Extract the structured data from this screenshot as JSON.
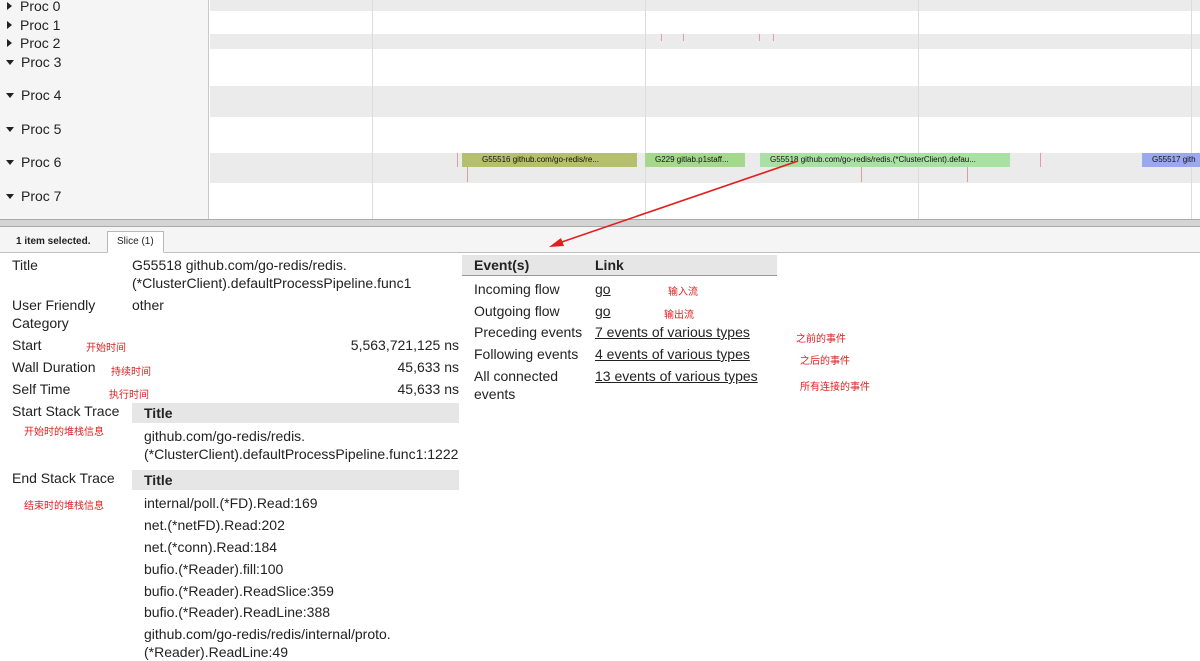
{
  "procs": [
    {
      "label": "Proc 0",
      "expanded": false
    },
    {
      "label": "Proc 1",
      "expanded": false
    },
    {
      "label": "Proc 2",
      "expanded": false
    },
    {
      "label": "Proc 3",
      "expanded": true
    },
    {
      "label": "Proc 4",
      "expanded": true
    },
    {
      "label": "Proc 5",
      "expanded": true
    },
    {
      "label": "Proc 6",
      "expanded": true
    },
    {
      "label": "Proc 7",
      "expanded": true
    }
  ],
  "slices": [
    {
      "label": "G55516 github.com/go-redis/re...",
      "color": "#b5bf6e"
    },
    {
      "label": "G229 gitlab.p1staff...",
      "color": "#a5d88c"
    },
    {
      "label": "G55518 github.com/go-redis/redis.(*ClusterClient).defau...",
      "color": "#a9e0a3"
    },
    {
      "label": "G55517 gith",
      "color": "#9ba8ee"
    }
  ],
  "tabs": {
    "selection_count": "1 item selected.",
    "active_tab": "Slice (1)"
  },
  "details": {
    "title_label": "Title",
    "title_value_line1": "G55518 github.com/go-redis/redis.",
    "title_value_line2": "(*ClusterClient).defaultProcessPipeline.func1",
    "category_label_line1": "User Friendly",
    "category_label_line2": "Category",
    "category_value": "other",
    "start_label": "Start",
    "start_value": "5,563,721,125 ns",
    "wall_label": "Wall Duration",
    "wall_value": "45,633 ns",
    "self_label": "Self Time",
    "self_value": "45,633 ns",
    "start_stack_label": "Start Stack Trace",
    "start_stack_header": "Title",
    "start_stack_line1": "github.com/go-redis/redis.",
    "start_stack_line2": "(*ClusterClient).defaultProcessPipeline.func1:1222",
    "end_stack_label": "End Stack Trace",
    "end_stack_header": "Title",
    "end_stack_frames": [
      "internal/poll.(*FD).Read:169",
      "net.(*netFD).Read:202",
      "net.(*conn).Read:184",
      "bufio.(*Reader).fill:100",
      "bufio.(*Reader).ReadSlice:359",
      "bufio.(*Reader).ReadLine:388",
      "github.com/go-redis/redis/internal/proto.",
      "(*Reader).ReadLine:49"
    ]
  },
  "events": {
    "col_event": "Event(s)",
    "col_link": "Link",
    "rows": [
      {
        "event": "Incoming flow",
        "link": "go"
      },
      {
        "event": "Outgoing flow",
        "link": "go"
      },
      {
        "event": "Preceding events",
        "link": "7 events of various types"
      },
      {
        "event": "Following events",
        "link": "4 events of various types"
      },
      {
        "event": "All connected",
        "event_line2": "events",
        "link": "13 events of various types"
      }
    ]
  },
  "annotations": {
    "start": "开始时间",
    "wall": "持续时间",
    "self": "执行时间",
    "start_stack": "开始时的堆栈信息",
    "end_stack": "结束时的堆栈信息",
    "incoming": "输入流",
    "outgoing": "输出流",
    "preceding": "之前的事件",
    "following": "之后的事件",
    "all_connected": "所有连接的事件"
  },
  "colors": {
    "annotation_red": "#e02020",
    "row_band": "#ebebeb",
    "panel_bg": "#f5f5f5"
  }
}
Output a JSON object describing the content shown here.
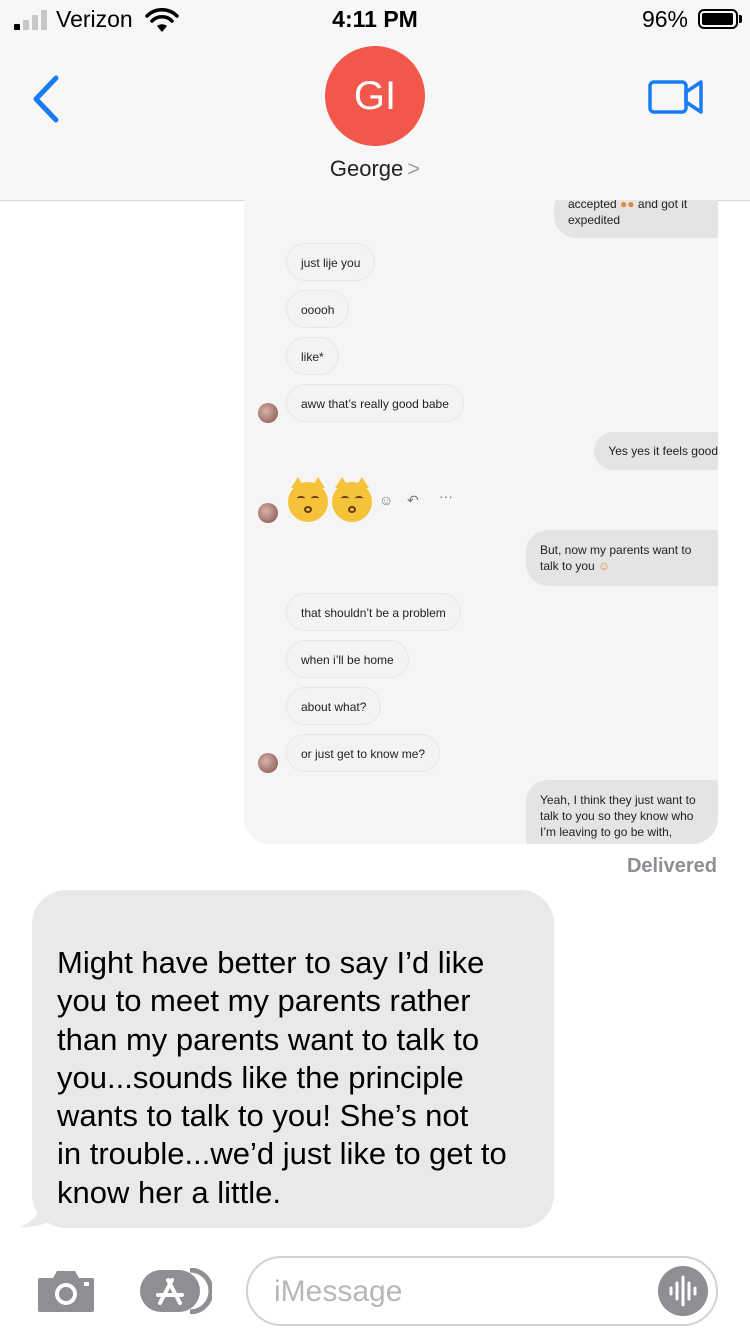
{
  "status_bar": {
    "carrier": "Verizon",
    "time": "4:11 PM",
    "battery_percent": "96%",
    "signal_bars_active": 1
  },
  "header": {
    "back_icon": "chevron-left-icon",
    "avatar_initials": "GI",
    "avatar_color": "#f2574c",
    "contact_name": "George",
    "contact_chevron": ">",
    "video_icon": "video-camera-icon",
    "accent_color": "#1a7cf5"
  },
  "shared_screenshot": {
    "messages": [
      {
        "from": "them",
        "text": "just lije you"
      },
      {
        "from": "them",
        "text": "ooooh"
      },
      {
        "from": "them",
        "text": "like*"
      },
      {
        "from": "them",
        "text": "aww that’s really good babe"
      },
      {
        "from": "me",
        "text": "Yes yes it feels good"
      },
      {
        "from": "them",
        "emoji": "kissing-cat-face x2"
      },
      {
        "from": "me",
        "text": "But, now my parents want to talk to you"
      },
      {
        "from": "them",
        "text": "that shouldn’t be a problem"
      },
      {
        "from": "them",
        "text": "when i’ll be home"
      },
      {
        "from": "them",
        "text": "about what?"
      },
      {
        "from": "them",
        "text": "or just get to know me?"
      },
      {
        "from": "me",
        "text": "Yeah, I think they just want to talk to you so they know who I’m leaving to go be with,"
      }
    ],
    "top_partial": {
      "line1": "accepted",
      "line1_tail": "and got it",
      "line2": "expedited"
    },
    "reaction_icons": [
      "smile-icon",
      "reply-icon",
      "more-icon"
    ],
    "out_lines": {
      "b1": [
        "But, now my parents want to",
        "talk to you"
      ],
      "b2": [
        "Yeah, I think they just want to",
        "talk to you so they know who",
        "I’m leaving to go be with,"
      ]
    }
  },
  "delivered_label": "Delivered",
  "incoming_bubble": {
    "lines": [
      "Might have better to say I’d like",
      "you to meet my parents rather",
      "than my parents want to talk to",
      "you...sounds like the principle",
      "wants to talk to you!  She’s not",
      "in trouble...we’d just like to get to",
      "know her a little."
    ]
  },
  "input_bar": {
    "camera_icon": "camera-icon",
    "apps_icon": "app-store-icon",
    "placeholder": "iMessage",
    "audio_icon": "audio-waveform-icon"
  }
}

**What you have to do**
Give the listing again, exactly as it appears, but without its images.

**Written reply**
Extract the structured data from this screenshot as JSON.
{
  "procs": [
    {
      "label": "Proc 0",
      "expanded": false
    },
    {
      "label": "Proc 1",
      "expanded": false
    },
    {
      "label": "Proc 2",
      "expanded": false
    },
    {
      "label": "Proc 3",
      "expanded": true
    },
    {
      "label": "Proc 4",
      "expanded": true
    },
    {
      "label": "Proc 5",
      "expanded": true
    },
    {
      "label": "Proc 6",
      "expanded": true
    },
    {
      "label": "Proc 7",
      "expanded": true
    }
  ],
  "slices": [
    {
      "label": "G55516 github.com/go-redis/re...",
      "color": "#b5bf6e"
    },
    {
      "label": "G229 gitlab.p1staff...",
      "color": "#a5d88c"
    },
    {
      "label": "G55518 github.com/go-redis/redis.(*ClusterClient).defau...",
      "color": "#a9e0a3"
    },
    {
      "label": "G55517 gith",
      "color": "#9ba8ee"
    }
  ],
  "tabs": {
    "selection_count": "1 item selected.",
    "active_tab": "Slice (1)"
  },
  "details": {
    "title_label": "Title",
    "title_value_line1": "G55518 github.com/go-redis/redis.",
    "title_value_line2": "(*ClusterClient).defaultProcessPipeline.func1",
    "category_label_line1": "User Friendly",
    "category_label_line2": "Category",
    "category_value": "other",
    "start_label": "Start",
    "start_value": "5,563,721,125 ns",
    "wall_label": "Wall Duration",
    "wall_value": "45,633 ns",
    "self_label": "Self Time",
    "self_value": "45,633 ns",
    "start_stack_label": "Start Stack Trace",
    "start_stack_header": "Title",
    "start_stack_line1": "github.com/go-redis/redis.",
    "start_stack_line2": "(*ClusterClient).defaultProcessPipeline.func1:1222",
    "end_stack_label": "End Stack Trace",
    "end_stack_header": "Title",
    "end_stack_frames": [
      "internal/poll.(*FD).Read:169",
      "net.(*netFD).Read:202",
      "net.(*conn).Read:184",
      "bufio.(*Reader).fill:100",
      "bufio.(*Reader).ReadSlice:359",
      "bufio.(*Reader).ReadLine:388",
      "github.com/go-redis/redis/internal/proto.",
      "(*Reader).ReadLine:49"
    ]
  },
  "events": {
    "col_event": "Event(s)",
    "col_link": "Link",
    "rows": [
      {
        "event": "Incoming flow",
        "link": "go"
      },
      {
        "event": "Outgoing flow",
        "link": "go"
      },
      {
        "event": "Preceding events",
        "link": "7 events of various types"
      },
      {
        "event": "Following events",
        "link": "4 events of various types"
      },
      {
        "event": "All connected",
        "event_line2": "events",
        "link": "13 events of various types"
      }
    ]
  },
  "annotations": {
    "start": "开始时间",
    "wall": "持续时间",
    "self": "执行时间",
    "start_stack": "开始时的堆栈信息",
    "end_stack": "结束时的堆栈信息",
    "incoming": "输入流",
    "outgoing": "输出流",
    "preceding": "之前的事件",
    "following": "之后的事件",
    "all_connected": "所有连接的事件"
  },
  "colors": {
    "annotation_red": "#e02020",
    "row_band": "#ebebeb",
    "panel_bg": "#f5f5f5"
  }
}
Output a JSON object describing the content shown here.
{
  "status_bar": {
    "carrier": "Verizon",
    "time": "4:11 PM",
    "battery_percent": "96%",
    "signal_bars_active": 1
  },
  "header": {
    "back_icon": "chevron-left-icon",
    "avatar_initials": "GI",
    "avatar_color": "#f2574c",
    "contact_name": "George",
    "contact_chevron": ">",
    "video_icon": "video-camera-icon",
    "accent_color": "#1a7cf5"
  },
  "shared_screenshot": {
    "messages": [
      {
        "from": "them",
        "text": "just lije you"
      },
      {
        "from": "them",
        "text": "ooooh"
      },
      {
        "from": "them",
        "text": "like*"
      },
      {
        "from": "them",
        "text": "aww that’s really good babe"
      },
      {
        "from": "me",
        "text": "Yes yes it feels good"
      },
      {
        "from": "them",
        "emoji": "kissing-cat-face x2"
      },
      {
        "from": "me",
        "text": "But, now my parents want to talk to you"
      },
      {
        "from": "them",
        "text": "that shouldn’t be a problem"
      },
      {
        "from": "them",
        "text": "when i’ll be home"
      },
      {
        "from": "them",
        "text": "about what?"
      },
      {
        "from": "them",
        "text": "or just get to know me?"
      },
      {
        "from": "me",
        "text": "Yeah, I think they just want to talk to you so they know who I’m leaving to go be with,"
      }
    ],
    "top_partial": {
      "line1": "accepted",
      "line1_tail": "and got it",
      "line2": "expedited"
    },
    "reaction_icons": [
      "smile-icon",
      "reply-icon",
      "more-icon"
    ],
    "out_lines": {
      "b1": [
        "But, now my parents want to",
        "talk to you"
      ],
      "b2": [
        "Yeah, I think they just want to",
        "talk to you so they know who",
        "I’m leaving to go be with,"
      ]
    }
  },
  "delivered_label": "Delivered",
  "incoming_bubble": {
    "lines": [
      "Might have better to say I’d like",
      "you to meet my parents rather",
      "than my parents want to talk to",
      "you...sounds like the principle",
      "wants to talk to you!  She’s not",
      "in trouble...we’d just like to get to",
      "know her a little."
    ]
  },
  "input_bar": {
    "camera_icon": "camera-icon",
    "apps_icon": "app-store-icon",
    "placeholder": "iMessage",
    "audio_icon": "audio-waveform-icon"
  }
}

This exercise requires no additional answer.